The Isambard Folk Awards, named after the fella who invented bridges, are a newcomers thang. Anyone can send in a CD, the five best get to perform at the finals; the judges say how terrific the standard has been and that music isn't really a competition anyway, and the winner gets to appear on the main stage at the festival next month. All jolly nice. Fairly certain I was the only person in the audience who wasn't in, related, or at any rate connected to, one of the bands.
I was pretty sure I had it down to a two horse race between Solarferance and Misshaped Pearls. Solarferance did a sort of folk electronica, somewhere between the early Jim Moray and Duotone: that thing where the musicians are playing acoustic instruments and then mixing them live on stage with apple macs, so they end up accompanying themselves and creating what soundscapes. The process may have been taken slightly to an extreme: not only was the good old Cutty Wren accompanied by a mortar and pestle and musical saw, but it was also sung simultaneously in English and Welsh. (So we now know that the Welsh for "Milder and Mulder" is "Dibber and Dobber".) And when your act positively invites comparisons with Mr Moray, maybe its a little courageous to attempt Lucy Wan, without a rap artist but with a reel of sellotape. However Nick Janeaway and Sarah Owen can actually properly sing and the wierd sounds they produced were genuine response to the songs themselves. I particular liked the fading reverberations of "...and what will you do when your father gets home?" in Lucy Wan . (In real life "wait til your father gets home" is proverbially said to a naughty child who has catapulted a pebble through the dining room window; less often to a lad who has made his sister pregnant, chopped off her head and spoiled her pretty bodee.) Much my favourite act, partly because it wasn't like anything else and partly because, in a funny way, it was the most traditional thing of the evening.

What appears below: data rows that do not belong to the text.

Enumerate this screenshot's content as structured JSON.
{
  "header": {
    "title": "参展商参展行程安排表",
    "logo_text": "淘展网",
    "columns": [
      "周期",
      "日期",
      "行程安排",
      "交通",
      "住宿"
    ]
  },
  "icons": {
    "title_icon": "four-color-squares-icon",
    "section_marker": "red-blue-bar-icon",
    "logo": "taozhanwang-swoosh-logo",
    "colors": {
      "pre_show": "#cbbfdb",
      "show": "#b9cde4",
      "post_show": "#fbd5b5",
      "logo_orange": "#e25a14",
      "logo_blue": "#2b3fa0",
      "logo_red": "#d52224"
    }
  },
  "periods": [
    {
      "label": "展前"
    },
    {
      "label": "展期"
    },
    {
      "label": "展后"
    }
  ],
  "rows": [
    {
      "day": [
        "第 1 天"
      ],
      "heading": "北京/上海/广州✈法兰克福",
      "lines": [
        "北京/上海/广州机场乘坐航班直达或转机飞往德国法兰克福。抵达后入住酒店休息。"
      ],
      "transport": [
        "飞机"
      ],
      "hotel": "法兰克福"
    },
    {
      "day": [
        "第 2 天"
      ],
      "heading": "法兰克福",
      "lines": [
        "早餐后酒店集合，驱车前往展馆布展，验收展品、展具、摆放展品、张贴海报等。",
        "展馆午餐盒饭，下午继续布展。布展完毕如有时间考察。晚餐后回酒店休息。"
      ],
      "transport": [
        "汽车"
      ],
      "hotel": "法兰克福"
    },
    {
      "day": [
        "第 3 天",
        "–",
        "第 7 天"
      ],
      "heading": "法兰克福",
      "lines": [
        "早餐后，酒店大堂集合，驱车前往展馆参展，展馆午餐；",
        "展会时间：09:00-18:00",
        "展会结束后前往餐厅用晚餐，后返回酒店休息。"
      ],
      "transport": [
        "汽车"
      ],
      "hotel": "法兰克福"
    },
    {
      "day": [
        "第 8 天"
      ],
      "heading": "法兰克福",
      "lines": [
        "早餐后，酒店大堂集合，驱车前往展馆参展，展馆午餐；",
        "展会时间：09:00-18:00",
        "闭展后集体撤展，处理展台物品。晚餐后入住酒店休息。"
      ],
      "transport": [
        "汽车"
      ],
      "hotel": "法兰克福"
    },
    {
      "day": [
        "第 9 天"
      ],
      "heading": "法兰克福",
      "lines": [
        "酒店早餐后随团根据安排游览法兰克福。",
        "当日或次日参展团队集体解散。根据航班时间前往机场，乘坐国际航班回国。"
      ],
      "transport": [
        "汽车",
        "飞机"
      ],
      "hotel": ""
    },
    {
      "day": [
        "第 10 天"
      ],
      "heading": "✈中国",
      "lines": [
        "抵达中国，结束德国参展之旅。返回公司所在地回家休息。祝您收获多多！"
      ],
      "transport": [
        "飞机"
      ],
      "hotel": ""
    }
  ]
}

But I fully expected the judges to give the prize to Misshaped Pearls, a big seven piece world music ensemble with a Taboresque leading lady who offered complicated instrumentation of Latin lyrics by Ovid and finished up waxing all south American with something which I didn't get the title of written by a Mexican nun. Not precisely my sort of thing, but awfully polished and professional, with a big rich sound that was arguably closer to being actual music than the first lot.
On balance, I ruled out the opening act, Common Tongues, who seemed to be doing very pleasant, singery songer-writery acoustic rock; very listenable to but quite like a lot of other things I'd heard somewhere. I also didn't think that the rather interesting Welsh five piece Evening Chorus, who started out doing close harmony that veered dangerously in the direction of the barbers shop, but then expanded into long drawn out complicated multi-layered rambles, putting me rather in mind of Alasdair Roberts at his more expansive, would get it.
"Either the clever electronic people", I said, "Or the big world music band, with just a small chance of the interesting Welsh five piece."
So, naturally, the judges gave it to Josienne Clarke and Ben Walker. Josienne is a lady who sings semi-traditional songs with her hands, squeezing out an awful lot of emotion and drama, as if she was personally gutted by the fact that her Donald works on the sea. Ben plays fantastically detailed tinkly-tonkly guitar, counterpointing her music rather in the manner of Mr Martin Simpson, who he lists as an influence, as does everybody else.
I can only suppose that the judges gave it to them because they were clearly the most talented people in the room. If not necessarily the cleverest or most innovative.
Which is, like, crazy talk.